===== Input for this task

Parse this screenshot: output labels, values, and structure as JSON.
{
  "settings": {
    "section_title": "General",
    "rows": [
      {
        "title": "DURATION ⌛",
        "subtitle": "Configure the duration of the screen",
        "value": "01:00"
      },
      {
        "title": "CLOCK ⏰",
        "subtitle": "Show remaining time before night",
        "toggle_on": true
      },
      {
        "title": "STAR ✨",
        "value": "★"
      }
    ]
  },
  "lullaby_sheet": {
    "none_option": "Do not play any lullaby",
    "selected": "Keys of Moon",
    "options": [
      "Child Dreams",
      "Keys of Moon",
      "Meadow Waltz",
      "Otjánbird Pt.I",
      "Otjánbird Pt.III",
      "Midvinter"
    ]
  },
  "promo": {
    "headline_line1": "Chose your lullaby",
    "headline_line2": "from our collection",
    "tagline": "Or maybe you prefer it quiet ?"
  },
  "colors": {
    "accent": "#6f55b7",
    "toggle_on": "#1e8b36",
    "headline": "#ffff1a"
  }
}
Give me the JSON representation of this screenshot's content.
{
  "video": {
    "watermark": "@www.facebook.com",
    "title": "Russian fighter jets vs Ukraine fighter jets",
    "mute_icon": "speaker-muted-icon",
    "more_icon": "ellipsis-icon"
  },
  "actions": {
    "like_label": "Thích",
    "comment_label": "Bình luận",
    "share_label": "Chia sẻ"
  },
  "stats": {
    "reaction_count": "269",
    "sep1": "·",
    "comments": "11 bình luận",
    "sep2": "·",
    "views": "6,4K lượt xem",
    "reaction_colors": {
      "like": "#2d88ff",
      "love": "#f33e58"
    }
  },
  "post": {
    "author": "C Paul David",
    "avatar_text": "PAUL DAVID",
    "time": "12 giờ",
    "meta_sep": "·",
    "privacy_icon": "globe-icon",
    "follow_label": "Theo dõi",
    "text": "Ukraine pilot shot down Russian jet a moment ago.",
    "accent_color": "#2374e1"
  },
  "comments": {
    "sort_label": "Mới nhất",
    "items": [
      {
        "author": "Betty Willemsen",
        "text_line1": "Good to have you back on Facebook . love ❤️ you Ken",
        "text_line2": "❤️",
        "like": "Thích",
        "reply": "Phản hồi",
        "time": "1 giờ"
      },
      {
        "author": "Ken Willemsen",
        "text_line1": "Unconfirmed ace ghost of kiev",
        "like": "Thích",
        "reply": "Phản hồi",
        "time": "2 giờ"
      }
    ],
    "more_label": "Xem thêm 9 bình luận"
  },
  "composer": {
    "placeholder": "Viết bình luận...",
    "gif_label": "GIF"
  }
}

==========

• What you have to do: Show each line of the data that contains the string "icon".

• Reply to the task:
    "mute_icon": "speaker-muted-icon",
    "more_icon": "ellipsis-icon"
    "privacy_icon": "globe-icon",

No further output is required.